Law Firm Culture: What Work Environment Will You Thrive In?
Great performance is tied to great law firm culture. Each employee has their own personality and values, and together they interact to create an environment of shared personality and values. The culture of your workplace can either build up your motivation and energy, or eat away at it. The best performers will find a company with great culture to keep them consistently energized and at their best.
Most people have an environment they thrive in. You can do your job anywhere, but where will you flourish?
In this article, I look at what separates a healthy culture from a toxic one. Following this, we’ll look at investigating the cultures of law firms while job searching. There are key questions to ask, and indicators to look for, to determine a firm’s culture before being hired.
Finally, I think that finding a healthy culture isn’t enough for the high performer. A culture can be objectively healthy, but that doesn’t necessarily make it the right fit for you. There is more than one kind of healthy culture, and the key to thriving at work is to know yourself well by questioning your values, and knowing what kind of culture is right for you. To do this requires asking the right questions and spotting the warning signs when it comes time to pick your ideal workplace.
(1) What separates a healthy culture from a toxic one?
The effects of workplace culture were explored in a recent Harvard Business Review article by Lindsay McGregor and Neel Doshi. Defining culture as a “set of processes in an organization that affects the total motivation of its people,” they formed experiments around the six reasons people work: play, purpose, potential, emotional pressure, economic pressure, and inertia. The first three help motivation, and the last three hurt it.
Healthy cultures maximize the positive motives for working, and diminish the negative ones.
The positive motivators you experience will depend on the kind of law you practice. There could be aspects of work in Biglaw that associates find inherently interesting or rewarding (the play motivator), but they will be driven by potential more than anything: you put in the time and hard work, with the goal of being made partner a few years down the road.
Purpose will be more of a motivator for the lawyer in small firms, non-profits, or government. The public defender who interacts with clients will see directly the fruits of his effort, and those working for specific causes will be driven by their sense of what’s right.

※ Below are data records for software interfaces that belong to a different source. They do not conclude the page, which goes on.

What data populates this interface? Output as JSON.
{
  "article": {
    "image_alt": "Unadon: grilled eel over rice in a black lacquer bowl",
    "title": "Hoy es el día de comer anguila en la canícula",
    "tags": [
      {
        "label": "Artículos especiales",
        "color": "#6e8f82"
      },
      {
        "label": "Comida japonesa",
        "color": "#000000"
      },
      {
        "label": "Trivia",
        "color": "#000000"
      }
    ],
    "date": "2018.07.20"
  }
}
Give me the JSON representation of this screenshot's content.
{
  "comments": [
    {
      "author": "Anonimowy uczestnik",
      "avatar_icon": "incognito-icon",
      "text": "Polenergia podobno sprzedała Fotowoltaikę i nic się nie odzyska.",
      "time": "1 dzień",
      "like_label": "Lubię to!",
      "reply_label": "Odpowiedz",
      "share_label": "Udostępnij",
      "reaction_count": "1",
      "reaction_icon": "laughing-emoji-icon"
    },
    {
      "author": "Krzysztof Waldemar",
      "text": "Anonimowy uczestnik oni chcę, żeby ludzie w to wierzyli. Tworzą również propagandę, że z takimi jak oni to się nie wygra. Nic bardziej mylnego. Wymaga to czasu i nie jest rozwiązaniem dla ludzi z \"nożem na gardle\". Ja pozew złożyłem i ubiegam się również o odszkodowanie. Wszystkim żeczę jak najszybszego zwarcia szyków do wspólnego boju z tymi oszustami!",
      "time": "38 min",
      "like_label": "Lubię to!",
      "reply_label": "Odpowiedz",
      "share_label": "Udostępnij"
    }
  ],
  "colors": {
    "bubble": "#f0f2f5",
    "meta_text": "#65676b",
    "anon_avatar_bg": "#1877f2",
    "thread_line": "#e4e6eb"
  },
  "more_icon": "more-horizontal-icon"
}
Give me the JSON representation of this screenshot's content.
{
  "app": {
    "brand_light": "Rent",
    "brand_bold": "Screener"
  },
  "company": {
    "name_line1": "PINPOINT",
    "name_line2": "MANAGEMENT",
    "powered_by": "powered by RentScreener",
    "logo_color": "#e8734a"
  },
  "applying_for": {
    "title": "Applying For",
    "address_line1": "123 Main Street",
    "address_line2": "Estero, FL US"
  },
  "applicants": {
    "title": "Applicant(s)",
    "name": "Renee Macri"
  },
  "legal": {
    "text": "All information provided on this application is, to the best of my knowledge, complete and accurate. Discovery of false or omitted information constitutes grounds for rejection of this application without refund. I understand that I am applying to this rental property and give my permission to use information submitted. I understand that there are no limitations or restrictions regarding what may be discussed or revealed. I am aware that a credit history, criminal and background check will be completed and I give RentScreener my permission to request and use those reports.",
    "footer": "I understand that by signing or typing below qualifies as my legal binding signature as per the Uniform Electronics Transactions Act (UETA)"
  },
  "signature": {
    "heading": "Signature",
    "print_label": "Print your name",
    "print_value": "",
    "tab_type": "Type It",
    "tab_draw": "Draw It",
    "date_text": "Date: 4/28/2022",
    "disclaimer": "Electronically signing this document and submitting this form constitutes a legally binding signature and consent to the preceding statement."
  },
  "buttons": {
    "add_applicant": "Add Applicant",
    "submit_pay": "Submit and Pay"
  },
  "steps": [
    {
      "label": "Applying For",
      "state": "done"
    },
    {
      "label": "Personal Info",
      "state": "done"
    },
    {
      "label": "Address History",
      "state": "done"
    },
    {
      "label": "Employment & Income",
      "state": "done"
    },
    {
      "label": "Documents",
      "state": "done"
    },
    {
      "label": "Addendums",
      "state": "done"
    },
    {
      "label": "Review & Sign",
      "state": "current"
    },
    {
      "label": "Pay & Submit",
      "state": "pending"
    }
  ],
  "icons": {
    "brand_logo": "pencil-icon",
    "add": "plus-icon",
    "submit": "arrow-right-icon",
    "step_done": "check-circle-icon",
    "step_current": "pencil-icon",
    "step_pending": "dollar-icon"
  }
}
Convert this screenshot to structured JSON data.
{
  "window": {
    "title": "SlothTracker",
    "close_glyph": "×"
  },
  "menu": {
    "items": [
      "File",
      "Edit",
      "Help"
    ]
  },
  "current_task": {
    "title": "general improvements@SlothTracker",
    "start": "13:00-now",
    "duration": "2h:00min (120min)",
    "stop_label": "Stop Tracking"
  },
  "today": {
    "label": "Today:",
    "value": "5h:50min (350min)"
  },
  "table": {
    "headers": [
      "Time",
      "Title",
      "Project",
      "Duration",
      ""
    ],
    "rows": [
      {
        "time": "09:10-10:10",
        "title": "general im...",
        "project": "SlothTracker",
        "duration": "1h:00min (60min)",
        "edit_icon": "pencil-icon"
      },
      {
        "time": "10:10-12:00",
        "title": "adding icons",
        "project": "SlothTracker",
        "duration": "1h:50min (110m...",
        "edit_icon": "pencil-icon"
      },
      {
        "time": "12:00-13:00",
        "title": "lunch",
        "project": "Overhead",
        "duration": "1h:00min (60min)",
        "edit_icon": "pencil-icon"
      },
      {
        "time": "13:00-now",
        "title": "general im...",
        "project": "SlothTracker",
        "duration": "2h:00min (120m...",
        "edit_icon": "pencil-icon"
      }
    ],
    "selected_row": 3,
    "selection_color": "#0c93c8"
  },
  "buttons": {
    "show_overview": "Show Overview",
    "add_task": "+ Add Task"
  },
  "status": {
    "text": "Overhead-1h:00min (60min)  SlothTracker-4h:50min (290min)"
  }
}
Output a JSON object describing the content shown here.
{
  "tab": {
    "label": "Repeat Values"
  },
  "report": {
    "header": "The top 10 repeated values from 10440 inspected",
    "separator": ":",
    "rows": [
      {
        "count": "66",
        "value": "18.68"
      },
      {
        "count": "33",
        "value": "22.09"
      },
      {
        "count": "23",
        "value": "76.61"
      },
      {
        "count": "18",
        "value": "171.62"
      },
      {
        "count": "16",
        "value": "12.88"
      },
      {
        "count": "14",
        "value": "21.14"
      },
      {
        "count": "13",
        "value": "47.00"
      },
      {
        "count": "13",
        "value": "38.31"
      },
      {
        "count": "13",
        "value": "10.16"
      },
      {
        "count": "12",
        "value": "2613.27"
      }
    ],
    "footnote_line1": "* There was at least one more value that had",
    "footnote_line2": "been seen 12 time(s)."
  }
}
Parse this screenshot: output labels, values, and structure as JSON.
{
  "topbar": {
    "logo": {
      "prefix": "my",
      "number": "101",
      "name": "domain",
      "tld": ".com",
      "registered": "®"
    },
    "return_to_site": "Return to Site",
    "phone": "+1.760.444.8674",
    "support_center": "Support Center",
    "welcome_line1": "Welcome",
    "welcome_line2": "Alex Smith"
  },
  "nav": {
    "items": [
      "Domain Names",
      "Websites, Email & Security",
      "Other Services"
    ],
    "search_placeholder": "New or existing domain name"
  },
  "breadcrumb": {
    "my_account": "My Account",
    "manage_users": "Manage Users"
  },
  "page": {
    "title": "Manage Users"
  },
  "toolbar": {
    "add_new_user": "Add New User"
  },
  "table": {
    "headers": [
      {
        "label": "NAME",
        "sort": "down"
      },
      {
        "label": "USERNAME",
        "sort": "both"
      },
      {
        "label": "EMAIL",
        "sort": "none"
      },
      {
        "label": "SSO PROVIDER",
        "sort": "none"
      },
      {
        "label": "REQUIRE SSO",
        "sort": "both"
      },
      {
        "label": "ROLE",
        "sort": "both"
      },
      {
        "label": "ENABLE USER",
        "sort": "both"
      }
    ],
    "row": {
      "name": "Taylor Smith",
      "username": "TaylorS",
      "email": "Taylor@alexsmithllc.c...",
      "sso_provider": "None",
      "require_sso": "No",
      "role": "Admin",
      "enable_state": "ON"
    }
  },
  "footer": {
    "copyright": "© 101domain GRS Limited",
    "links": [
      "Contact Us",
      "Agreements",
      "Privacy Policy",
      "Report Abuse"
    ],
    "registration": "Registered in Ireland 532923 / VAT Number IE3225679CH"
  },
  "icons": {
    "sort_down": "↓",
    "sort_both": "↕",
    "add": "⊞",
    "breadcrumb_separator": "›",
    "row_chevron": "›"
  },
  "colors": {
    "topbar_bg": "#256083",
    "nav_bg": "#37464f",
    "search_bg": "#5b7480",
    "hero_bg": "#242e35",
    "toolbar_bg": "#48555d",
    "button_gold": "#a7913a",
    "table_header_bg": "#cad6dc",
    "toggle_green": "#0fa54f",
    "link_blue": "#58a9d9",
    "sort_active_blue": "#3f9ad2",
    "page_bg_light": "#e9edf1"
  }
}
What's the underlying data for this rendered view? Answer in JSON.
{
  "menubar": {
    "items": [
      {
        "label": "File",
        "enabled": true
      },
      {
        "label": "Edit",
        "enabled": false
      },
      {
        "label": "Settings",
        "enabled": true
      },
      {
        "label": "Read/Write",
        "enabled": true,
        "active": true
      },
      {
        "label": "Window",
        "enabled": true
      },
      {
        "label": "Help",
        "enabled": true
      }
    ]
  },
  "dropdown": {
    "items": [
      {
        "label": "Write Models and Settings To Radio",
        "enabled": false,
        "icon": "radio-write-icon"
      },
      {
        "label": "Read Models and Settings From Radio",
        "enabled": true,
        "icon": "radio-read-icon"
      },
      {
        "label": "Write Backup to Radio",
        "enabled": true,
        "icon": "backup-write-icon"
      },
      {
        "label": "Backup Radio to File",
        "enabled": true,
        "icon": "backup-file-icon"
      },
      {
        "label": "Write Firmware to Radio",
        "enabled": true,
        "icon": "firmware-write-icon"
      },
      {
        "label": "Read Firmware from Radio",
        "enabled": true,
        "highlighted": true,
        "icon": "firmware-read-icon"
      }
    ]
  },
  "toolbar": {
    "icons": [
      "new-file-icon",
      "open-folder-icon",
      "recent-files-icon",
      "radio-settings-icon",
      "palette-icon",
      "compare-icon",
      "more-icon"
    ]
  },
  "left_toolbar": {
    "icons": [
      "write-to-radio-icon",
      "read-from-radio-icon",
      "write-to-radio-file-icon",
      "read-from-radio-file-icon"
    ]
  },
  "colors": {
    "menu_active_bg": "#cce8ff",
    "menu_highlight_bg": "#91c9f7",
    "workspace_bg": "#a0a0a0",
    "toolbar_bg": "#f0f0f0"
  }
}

Negative motivators focus on pressures outside of the actual work itself; the paycheck, impressing others, or simply because it’s what you’ve done the last ten years. An inability to recognize positive motivators will leave you with these undesirable reasons for working, and negative motivators that spread through the entire workforce will turn the culture toxic.
(2) Investigating workplace culture.
Now that we have defining features of good and bad culture, we can move onto their applications to law firms. When you’re researching firms, you can look at a number of factors to determine the state of the firm’s culture.
First, interviewing the people who work at a firm is the best way to learn what its culture is really like. Look for people who work in similar roles to the position you’re looking at. What do they have to say about the firm? Do they like working there? What is their typical workload like? Their reactions to the culture will be a telling sign of how you’ll fare in the same circumstances.
Second, see if the firm has strong a performance management system in place. When well-implemented, they have multiple benefits for employees and the organization as a whole. Performance management is more holistic than a simple appraisal, in that it employs coaching methods to help you do better. It also aligns your goals with the firm’s in a direct way; you see and feel your contribution to the overall vision that the firm works to achieve.
Third, explore their website. How does the firm portray itself? How do they want to be perceived by others? Law firms with a rich workplace culture will draw attention to it and market it appropriately. Work-life balance is much sought after in the legal profession, and everyone would rather work with team members, rather than competition. You might get a more realistic picture from talking to actual lawyers at the firm, but taking a moment to observe the firm’s self-conception will give you extra insight to help with your decision.
(3) Deciding if a firm is the right fit.
Ultimately, a healthy culture will not do much for you if its values are not in line with your own.
Knowing if a workplace is the right fit comes from knowing yourself. Many people do not stop and take time to really scrutinize themselves, and figure out what they want out of life. If you can articulate your values, you can find the ideal workplace. It’s only a matter of time and searching.
A great starting point to self-discovery is the classic HBR article, Managing Oneself by Peter F. Drucker. In this short piece, Drucker will walk you through the thought process of finding your strengths, your work style, what you want to contribute, and how you will translate this knowledge into a career. His main message is one that everyone should take to heart: you are your own manager, your own career counselor, and the sole person responsible for your fulfillment.